• _DATA TO USE_
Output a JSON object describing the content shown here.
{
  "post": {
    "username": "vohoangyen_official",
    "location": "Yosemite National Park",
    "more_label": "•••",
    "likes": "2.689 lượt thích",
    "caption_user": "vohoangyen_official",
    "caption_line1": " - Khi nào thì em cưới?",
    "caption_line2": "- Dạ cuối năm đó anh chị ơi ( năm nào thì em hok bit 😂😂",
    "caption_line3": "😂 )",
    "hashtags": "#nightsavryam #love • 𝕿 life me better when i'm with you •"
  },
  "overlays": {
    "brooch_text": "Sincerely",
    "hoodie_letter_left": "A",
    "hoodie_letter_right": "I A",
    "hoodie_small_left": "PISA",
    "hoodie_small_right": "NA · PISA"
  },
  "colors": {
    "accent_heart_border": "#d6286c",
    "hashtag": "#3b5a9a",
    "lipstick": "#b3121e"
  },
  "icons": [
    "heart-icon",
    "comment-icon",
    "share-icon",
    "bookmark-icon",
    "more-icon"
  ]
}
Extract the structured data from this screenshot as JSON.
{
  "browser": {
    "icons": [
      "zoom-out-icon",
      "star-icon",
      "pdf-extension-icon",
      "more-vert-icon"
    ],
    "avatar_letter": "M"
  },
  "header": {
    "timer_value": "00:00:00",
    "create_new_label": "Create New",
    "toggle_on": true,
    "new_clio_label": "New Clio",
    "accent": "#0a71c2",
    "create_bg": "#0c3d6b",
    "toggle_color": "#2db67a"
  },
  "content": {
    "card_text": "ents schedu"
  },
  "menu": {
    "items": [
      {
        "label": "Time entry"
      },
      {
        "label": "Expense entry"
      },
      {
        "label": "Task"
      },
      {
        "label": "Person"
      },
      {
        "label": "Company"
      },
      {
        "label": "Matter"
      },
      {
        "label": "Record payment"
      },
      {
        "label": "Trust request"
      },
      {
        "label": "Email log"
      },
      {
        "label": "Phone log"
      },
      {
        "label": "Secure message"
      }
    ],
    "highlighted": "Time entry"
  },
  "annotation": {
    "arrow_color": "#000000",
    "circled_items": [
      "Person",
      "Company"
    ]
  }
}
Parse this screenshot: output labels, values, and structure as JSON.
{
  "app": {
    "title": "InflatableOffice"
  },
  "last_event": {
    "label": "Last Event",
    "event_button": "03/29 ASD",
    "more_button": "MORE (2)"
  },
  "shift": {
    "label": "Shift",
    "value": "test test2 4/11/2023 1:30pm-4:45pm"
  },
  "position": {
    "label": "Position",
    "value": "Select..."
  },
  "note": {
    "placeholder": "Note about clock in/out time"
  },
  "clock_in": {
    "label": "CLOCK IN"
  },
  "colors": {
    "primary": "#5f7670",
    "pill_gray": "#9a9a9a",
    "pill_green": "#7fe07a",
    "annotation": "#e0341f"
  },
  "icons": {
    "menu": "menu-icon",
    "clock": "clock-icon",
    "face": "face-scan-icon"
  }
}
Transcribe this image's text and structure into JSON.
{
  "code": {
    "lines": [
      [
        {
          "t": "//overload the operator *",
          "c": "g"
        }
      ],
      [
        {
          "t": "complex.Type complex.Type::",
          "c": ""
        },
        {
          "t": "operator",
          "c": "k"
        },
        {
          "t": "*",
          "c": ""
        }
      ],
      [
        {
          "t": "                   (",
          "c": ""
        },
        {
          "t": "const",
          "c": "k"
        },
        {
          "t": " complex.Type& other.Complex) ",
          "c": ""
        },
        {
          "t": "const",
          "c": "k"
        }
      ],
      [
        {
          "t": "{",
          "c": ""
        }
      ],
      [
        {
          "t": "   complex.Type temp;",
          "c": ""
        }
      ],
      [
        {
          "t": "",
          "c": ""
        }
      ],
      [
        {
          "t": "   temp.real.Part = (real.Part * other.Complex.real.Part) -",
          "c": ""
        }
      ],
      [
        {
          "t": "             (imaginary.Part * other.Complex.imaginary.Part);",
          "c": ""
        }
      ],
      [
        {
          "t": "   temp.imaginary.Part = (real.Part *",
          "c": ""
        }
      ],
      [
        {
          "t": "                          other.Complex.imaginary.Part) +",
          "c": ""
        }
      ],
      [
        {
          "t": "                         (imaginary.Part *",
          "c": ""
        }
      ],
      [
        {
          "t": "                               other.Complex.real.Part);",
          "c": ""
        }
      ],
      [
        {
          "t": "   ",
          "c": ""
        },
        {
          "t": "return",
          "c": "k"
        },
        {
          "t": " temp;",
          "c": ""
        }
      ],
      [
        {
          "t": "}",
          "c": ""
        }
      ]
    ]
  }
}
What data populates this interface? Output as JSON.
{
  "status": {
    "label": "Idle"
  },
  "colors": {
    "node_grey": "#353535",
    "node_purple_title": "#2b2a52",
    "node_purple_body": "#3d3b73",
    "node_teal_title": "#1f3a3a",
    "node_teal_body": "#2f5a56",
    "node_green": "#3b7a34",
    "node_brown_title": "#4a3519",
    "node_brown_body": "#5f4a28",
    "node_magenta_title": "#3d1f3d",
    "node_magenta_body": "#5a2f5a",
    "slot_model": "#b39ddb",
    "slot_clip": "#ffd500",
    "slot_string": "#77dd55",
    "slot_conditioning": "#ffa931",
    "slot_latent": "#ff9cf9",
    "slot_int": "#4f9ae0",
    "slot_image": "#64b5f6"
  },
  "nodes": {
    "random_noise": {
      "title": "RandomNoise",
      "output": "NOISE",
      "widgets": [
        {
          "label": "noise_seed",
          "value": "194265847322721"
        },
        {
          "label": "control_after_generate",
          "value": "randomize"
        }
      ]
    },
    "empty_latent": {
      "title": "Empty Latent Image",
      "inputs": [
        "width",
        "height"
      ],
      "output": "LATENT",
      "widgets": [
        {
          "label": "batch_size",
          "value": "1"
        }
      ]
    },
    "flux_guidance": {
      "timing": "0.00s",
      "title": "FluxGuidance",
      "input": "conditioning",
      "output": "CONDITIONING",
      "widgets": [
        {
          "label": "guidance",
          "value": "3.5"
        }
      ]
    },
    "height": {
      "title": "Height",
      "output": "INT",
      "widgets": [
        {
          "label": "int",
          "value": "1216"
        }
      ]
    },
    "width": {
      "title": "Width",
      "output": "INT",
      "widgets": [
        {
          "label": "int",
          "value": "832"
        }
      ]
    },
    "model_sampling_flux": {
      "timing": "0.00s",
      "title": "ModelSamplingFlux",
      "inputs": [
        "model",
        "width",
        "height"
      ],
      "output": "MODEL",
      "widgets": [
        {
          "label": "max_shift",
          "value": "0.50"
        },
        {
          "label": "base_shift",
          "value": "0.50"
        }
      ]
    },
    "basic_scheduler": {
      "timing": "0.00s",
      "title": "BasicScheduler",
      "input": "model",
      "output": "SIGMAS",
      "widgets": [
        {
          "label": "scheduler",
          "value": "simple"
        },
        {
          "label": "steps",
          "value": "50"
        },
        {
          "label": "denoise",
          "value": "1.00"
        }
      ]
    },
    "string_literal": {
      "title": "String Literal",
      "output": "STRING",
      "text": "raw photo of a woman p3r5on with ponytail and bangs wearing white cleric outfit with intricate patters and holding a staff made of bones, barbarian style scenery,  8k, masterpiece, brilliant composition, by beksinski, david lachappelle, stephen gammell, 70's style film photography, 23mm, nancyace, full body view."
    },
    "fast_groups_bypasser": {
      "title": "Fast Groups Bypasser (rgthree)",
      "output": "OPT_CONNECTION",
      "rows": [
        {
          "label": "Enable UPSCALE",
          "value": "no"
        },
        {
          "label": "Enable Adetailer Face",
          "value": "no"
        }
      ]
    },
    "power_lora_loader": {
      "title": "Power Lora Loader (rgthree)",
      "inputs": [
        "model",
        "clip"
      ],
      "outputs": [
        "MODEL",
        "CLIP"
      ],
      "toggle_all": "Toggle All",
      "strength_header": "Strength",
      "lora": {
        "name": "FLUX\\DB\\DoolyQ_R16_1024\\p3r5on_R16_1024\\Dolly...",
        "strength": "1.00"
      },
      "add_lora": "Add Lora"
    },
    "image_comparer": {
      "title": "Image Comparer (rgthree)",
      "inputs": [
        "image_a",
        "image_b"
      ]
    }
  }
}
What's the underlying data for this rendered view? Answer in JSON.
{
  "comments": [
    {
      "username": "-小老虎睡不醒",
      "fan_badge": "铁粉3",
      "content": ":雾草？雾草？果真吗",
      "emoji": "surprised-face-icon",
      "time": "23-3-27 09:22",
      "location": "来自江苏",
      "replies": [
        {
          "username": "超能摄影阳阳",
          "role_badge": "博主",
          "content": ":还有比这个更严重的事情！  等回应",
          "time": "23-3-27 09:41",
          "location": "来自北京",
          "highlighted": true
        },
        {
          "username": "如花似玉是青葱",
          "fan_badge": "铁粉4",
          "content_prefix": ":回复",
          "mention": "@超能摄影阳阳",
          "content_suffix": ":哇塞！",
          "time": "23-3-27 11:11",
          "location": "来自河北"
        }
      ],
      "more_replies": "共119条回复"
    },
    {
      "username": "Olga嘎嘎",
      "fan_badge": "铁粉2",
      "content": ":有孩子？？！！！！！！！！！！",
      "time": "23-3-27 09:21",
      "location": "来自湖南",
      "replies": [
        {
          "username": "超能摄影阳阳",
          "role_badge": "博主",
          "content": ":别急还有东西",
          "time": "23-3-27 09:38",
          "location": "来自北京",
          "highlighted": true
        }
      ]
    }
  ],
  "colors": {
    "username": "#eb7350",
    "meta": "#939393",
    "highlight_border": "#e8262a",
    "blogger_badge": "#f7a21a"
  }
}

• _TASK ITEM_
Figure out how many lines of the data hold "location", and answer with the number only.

• _WRITTEN ANSWER_
6